- Work instructions: Find every line below where the word "placeholder" occurs, then give how many you found and nothing else.

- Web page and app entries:
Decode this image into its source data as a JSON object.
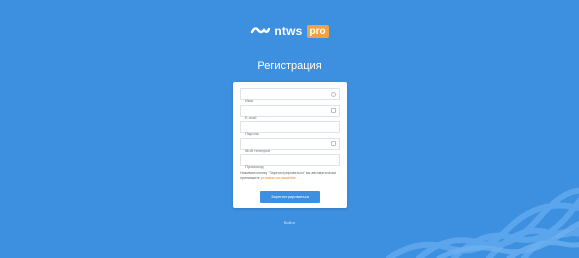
{
  "logo": {
    "text": "ntws",
    "badge": "pro"
  },
  "page_title": "Регистрация",
  "form": {
    "fields": [
      {
        "placeholder": "Имя",
        "icon": "info-icon"
      },
      {
        "placeholder": "E-mail",
        "icon": "mail-icon"
      },
      {
        "placeholder": "Пароль",
        "icon": ""
      },
      {
        "placeholder": "Мой телефон",
        "icon": "phone-icon"
      },
      {
        "placeholder": "Промокод",
        "icon": ""
      }
    ],
    "terms_text": "Нажимая кнопку \"Зарегистрироваться\" вы автоматически принимаете",
    "terms_link": "условия соглашения",
    "submit_label": "Зарегистрироваться"
  },
  "login_link": "Войти",
  "colors": {
    "background": "#3d8fe0",
    "accent": "#f0a24b",
    "card": "#ffffff"
  }
}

- Task answer: 5